Either-Or: Millis vs. the South End

Two listings. The same price. What’s worth it?

Welcome to Either-Or, where we compare two listings with the same price—one in Boston and one outside. Build your own conclusions.

south end millis either or

Photos courtesy of John Petraglia and the Hammond Group

Exorbitant housing costs in Boston are nothing new. It’s really, really expensive to live here. With tiny condos going for millions without a second thought, it’s entirely possible that Bostonians are becoming conditioned to accept outrageously high prices.

To remind you that price tags in Boston are a special breed, we’ve been presenting two homes listed at the same price from time to time. This round, it’s a battle of two classic dwellings, where the decision comes down to which type of antique home suits your fancy.

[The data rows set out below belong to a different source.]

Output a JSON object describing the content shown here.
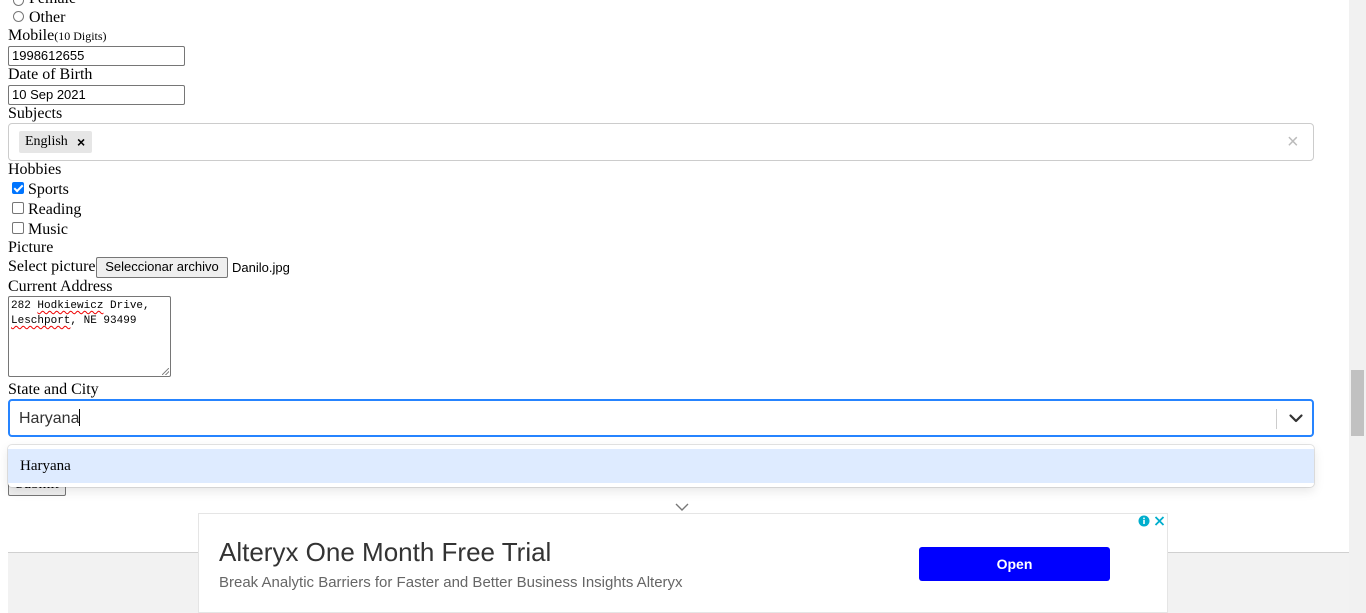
{
  "gender": {
    "female_label": "Female",
    "other_label": "Other"
  },
  "mobile": {
    "label": "Mobile",
    "hint": "(10 Digits)",
    "value": "1998612655"
  },
  "dob": {
    "label": "Date of Birth",
    "value": "10 Sep 2021"
  },
  "subjects": {
    "label": "Subjects",
    "chips": [
      "English"
    ],
    "chip_remove": "×",
    "clear": "×"
  },
  "hobbies": {
    "label": "Hobbies",
    "items": [
      {
        "label": "Sports",
        "checked": true
      },
      {
        "label": "Reading",
        "checked": false
      },
      {
        "label": "Music",
        "checked": false
      }
    ]
  },
  "picture": {
    "label": "Picture",
    "select_label": "Select picture",
    "button": "Seleccionar archivo",
    "filename": "Danilo.jpg"
  },
  "address": {
    "label": "Current Address",
    "line1_num": "282 ",
    "line1_word": "Hodkiewicz",
    "line1_rest": " Drive,",
    "line2_word": "Leschport",
    "line2_rest": ", NE 93499"
  },
  "state_city": {
    "label": "State and City",
    "input_value": "Haryana",
    "option": "Haryana"
  },
  "submit": {
    "label": "Submit"
  },
  "ad": {
    "title": "Alteryx One Month Free Trial",
    "subtitle": "Break Analytic Barriers for Faster and Better Business Insights Alteryx",
    "button": "Open",
    "info_glyph": "i",
    "close_glyph": "✕",
    "collapse_glyph": "⌄"
  },
  "colors": {
    "focus": "#2684ff",
    "option_highlight": "#deebff",
    "ad_button": "#0000ff",
    "checkbox": "#0075ff"
  }
}
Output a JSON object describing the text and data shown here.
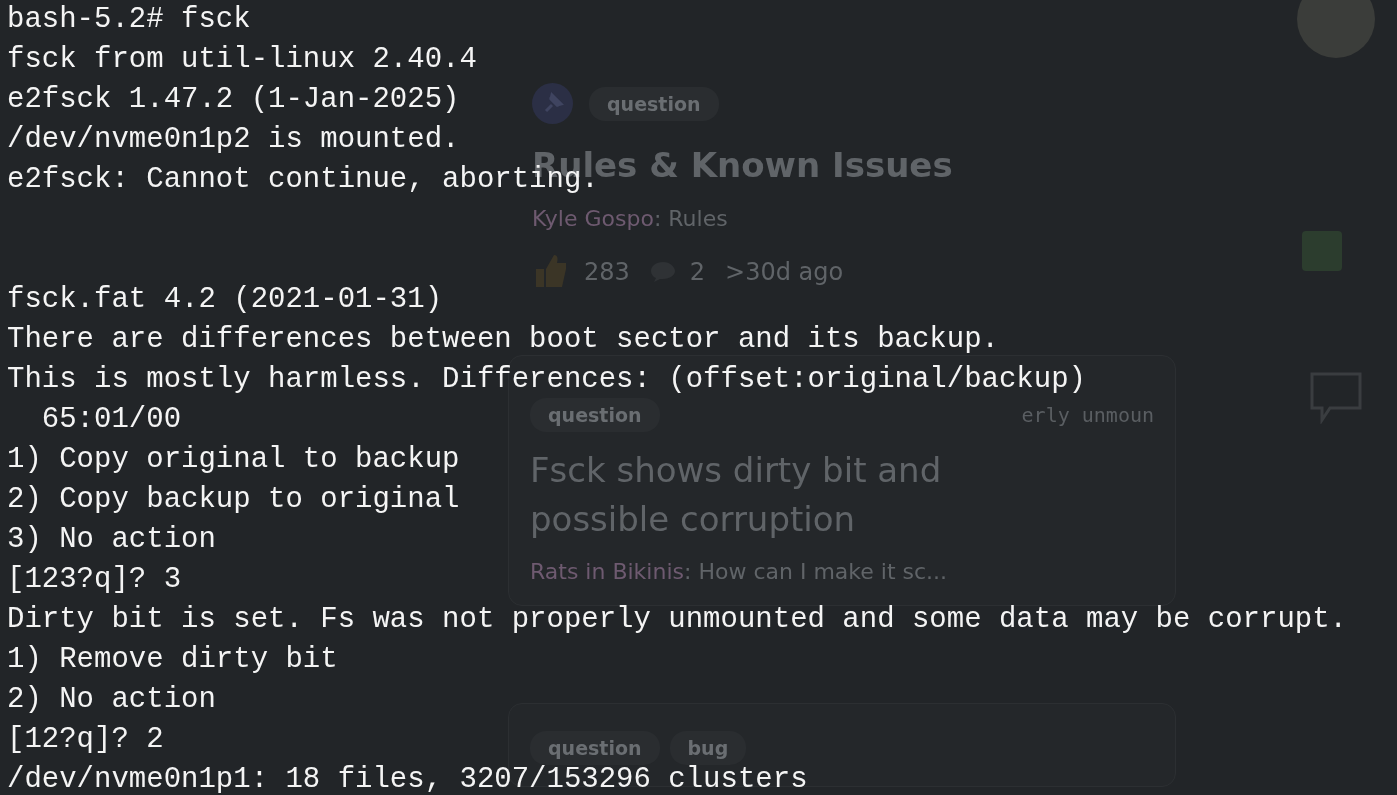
{
  "background": {
    "pinned_post": {
      "tag": "question",
      "title": "Rules & Known Issues",
      "author": "Kyle Gospo",
      "preview": ": Rules",
      "reactions": "283",
      "replies": "2",
      "age": ">30d ago"
    },
    "posts": [
      {
        "tags": [
          "question"
        ],
        "side_text": "erly unmoun",
        "title": "Fsck shows dirty bit and possible corruption",
        "author": "Rats in Bikinis",
        "preview": ": How can I make it sc..."
      },
      {
        "tags": [
          "question",
          "bug"
        ]
      }
    ]
  },
  "terminal": {
    "blocks": [
      {
        "lines": [
          "bash-5.2# fsck",
          "fsck from util-linux 2.40.4",
          "e2fsck 1.47.2 (1-Jan-2025)",
          "/dev/nvme0n1p2 is mounted.",
          "e2fsck: Cannot continue, aborting."
        ]
      },
      {
        "lines": [
          "fsck.fat 4.2 (2021-01-31)",
          "There are differences between boot sector and its backup.",
          "This is mostly harmless. Differences: (offset:original/backup)",
          "  65:01/00",
          "1) Copy original to backup",
          "2) Copy backup to original",
          "3) No action",
          "[123?q]? 3",
          "Dirty bit is set. Fs was not properly unmounted and some data may be corrupt.",
          "1) Remove dirty bit",
          "2) No action",
          "[12?q]? 2",
          "/dev/nvme0n1p1: 18 files, 3207/153296 clusters"
        ]
      }
    ]
  }
}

The first is beautiful colonial in Millis. It was built in 1740 and is situated along the Charles River. The second is a stately South End condo with a wealth of original architectural details. Both exude different variations of New England’s charm. They share a price tag of $599,000.

256 Pleasant Street, Millis
Price: $599,000
Size: 3,740 square feet
Bedrooms: 4
Baths: 3.5

12 Greenwich Park #2, South End
Price: $599,000
Size: 605 square feet
Bedrooms: 1
Baths: 1


The South End abode has an antique marble fireplace in the living room. The singular bedroom, while small compared to the one in the Millis house, is stunning. It has custom bookshelves and cabinetry, a marble mantle, a private deck, and a laundry closet with a washer and dryer.

Venture about an hour outside of the city and you’ll find the red riverfront house in the suburbs. The expanded colonial sits on six acres of land and boasts plenty of living space, though with five fireplaces instead of one. It measures up to 3,740 square feet—a little over six times larger than the South End unit.

The sacrificing of space could be worth it when you consider commute times. It only takes a few minutes to get to Back Bay from the South End pad along the Southwest Corridor, while the big red house is a short drive from Norfolk Station on the Commuter Rail.

Both homes do offer charming outdoor spaces. A deck off of the South End bedroom offers views of the neighborhood. The colonial, on the other hand, has an in-ground pool with a nearby cabana. Plus, in Millis, there’s the option to launch a kayak or go fishing on the riverfront.

The biggest difference between the two properties can be found in the price breakdown. The house in the country is $160 per square foot, whereas Boston’s condo is more than six times that at $990 per square foot. There aren’t significant drawbacks when it comes to either home, meaning the right choice depends on your preferred lifestyle—and how much you want to stretch your dollar.